Out of that came Glamorous. Her tagline is “Jewelry, fancy things, and we even have snacks!” Her favorite part of being an entrepreneur is, in her own words, being the boss. Her title is Founder and CEO, and she is also a little philanthropist and wants to donate a percentage of our earnings to an animal or educational cause. We’re planning that out in the boardroom this weekend. Founded one week ago today (4/11/14), we’re ready for e-commerce, just approved for our merchant account yesterday, have email, website and DBA up and running. I’m working with Emma to set up wholesale partnerships as well as connect with artisans to make fancy stuff. We have lots of friends and family ready to grow this grassroots idea and teach Emma all about the ebb and flow of business.”

Emma Laurin, Founder and CEO, Glamorous

8) “JuJu Sabra is a thirteen year old aspiring neuroscientist. An award winning inventor at eight years old, online business owner (blogger/designer) at ten years old, and bestselling Kindle author and infoproduct developer at twelve years old, JuJu loves computer programming, blog and graphic designs, and everything tech-related. JuJu designs the family’s eighteen+ blogs, manages two membership sites, and tinkers with a dozen software programs to assure profitability. Challenged by her book coach, she’s presently working on a Teen Success book and encouraging all kid and teen bloggers to profit from their passions online at – her oldest and most popular blog to date. JuJu is dedicated to helping kid and teen bloggers blog with passion for profits!

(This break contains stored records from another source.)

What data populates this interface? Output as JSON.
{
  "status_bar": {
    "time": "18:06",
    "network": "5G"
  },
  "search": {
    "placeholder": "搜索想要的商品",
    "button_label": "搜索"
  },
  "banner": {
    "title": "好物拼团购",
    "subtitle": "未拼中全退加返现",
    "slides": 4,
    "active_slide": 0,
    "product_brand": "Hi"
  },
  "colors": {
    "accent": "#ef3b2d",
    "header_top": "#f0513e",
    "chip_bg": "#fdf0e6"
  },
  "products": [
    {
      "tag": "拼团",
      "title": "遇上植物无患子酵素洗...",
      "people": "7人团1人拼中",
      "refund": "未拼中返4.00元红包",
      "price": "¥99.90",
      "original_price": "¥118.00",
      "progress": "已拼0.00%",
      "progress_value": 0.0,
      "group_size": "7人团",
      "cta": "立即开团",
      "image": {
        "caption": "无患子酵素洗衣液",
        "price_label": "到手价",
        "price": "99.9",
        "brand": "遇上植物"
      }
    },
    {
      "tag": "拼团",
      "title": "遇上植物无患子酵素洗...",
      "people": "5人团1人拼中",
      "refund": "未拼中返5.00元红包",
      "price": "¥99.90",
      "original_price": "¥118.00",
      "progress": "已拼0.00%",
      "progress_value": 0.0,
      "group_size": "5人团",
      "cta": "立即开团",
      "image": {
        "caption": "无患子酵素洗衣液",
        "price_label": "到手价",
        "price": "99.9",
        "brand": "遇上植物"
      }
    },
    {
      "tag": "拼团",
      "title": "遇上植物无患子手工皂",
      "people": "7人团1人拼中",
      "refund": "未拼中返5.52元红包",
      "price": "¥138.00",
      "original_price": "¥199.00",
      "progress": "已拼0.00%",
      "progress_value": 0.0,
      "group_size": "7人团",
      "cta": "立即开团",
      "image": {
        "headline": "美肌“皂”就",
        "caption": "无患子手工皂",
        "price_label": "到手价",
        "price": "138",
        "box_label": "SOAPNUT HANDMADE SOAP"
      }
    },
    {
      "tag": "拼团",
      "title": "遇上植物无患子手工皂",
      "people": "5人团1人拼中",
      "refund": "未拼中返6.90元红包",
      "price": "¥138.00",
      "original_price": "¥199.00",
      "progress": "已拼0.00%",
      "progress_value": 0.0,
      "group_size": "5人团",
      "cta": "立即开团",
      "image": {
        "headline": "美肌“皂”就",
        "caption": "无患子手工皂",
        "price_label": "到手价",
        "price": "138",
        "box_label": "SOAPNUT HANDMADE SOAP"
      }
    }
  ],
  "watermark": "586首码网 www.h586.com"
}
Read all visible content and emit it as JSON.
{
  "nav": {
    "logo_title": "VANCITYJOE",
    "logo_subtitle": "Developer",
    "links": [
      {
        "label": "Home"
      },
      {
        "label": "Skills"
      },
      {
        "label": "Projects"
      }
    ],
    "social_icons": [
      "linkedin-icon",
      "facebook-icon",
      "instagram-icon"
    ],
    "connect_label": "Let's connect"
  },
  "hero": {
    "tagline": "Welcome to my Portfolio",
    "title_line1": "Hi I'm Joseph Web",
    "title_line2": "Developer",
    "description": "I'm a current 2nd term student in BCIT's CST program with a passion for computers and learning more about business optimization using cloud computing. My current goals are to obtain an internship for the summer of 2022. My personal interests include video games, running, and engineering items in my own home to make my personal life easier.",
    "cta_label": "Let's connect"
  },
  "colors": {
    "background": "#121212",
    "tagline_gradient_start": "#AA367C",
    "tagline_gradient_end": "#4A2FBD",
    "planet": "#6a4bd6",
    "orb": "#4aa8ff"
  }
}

The best part of being a teenage entrepreneur is experiencing failures and learning from them. I found that most of my failures are very different from the average teen, since I see them as a sign of empowerment and an opportunity to grow. Overcoming failures takes a lot of confidence, creativity and concentration, traits many teens lack today. I believe that every teen should at least attempt to be an entrepreneur, because he/she would learn things schools don’t even care to teach.”

JuJu Sabra, Founder, Co-Owner, The Teen Blogger and Sabra Sisters

9) “The best part about being a teenage entrepreneur is creating your own lane and having others join in. Doing all this at such a young age gives you lots of time for growing and developing your business, but also time to inspire and give hope to others that they too can turn a passion into a career during any point in their life.”

Mike Mejer, Founder, Livin’ Good

10) “Because I started my Healthy Living Blog, Freckled Nettles, and started social media marketing for various corporate brands, I was introduced to a startup company, Sweet Note Bagels. I began working alongside the founder of Sweet Note, Michelle MacDonald, and got the opportunity to gain equity and experience what it’s like to build a business from the bottom at the age of 18. I am now building my brand, Freckled Nettles, and building Sweet Note’s brand simultaneously.”

Brittany Nettles, Founder, Freckled Nettles

Are you a teen who’s ready to become an entrepreneur? MyCorp is here to help you get started with your small business! Leave a comment below, or give us a call at 1-877-692-6772!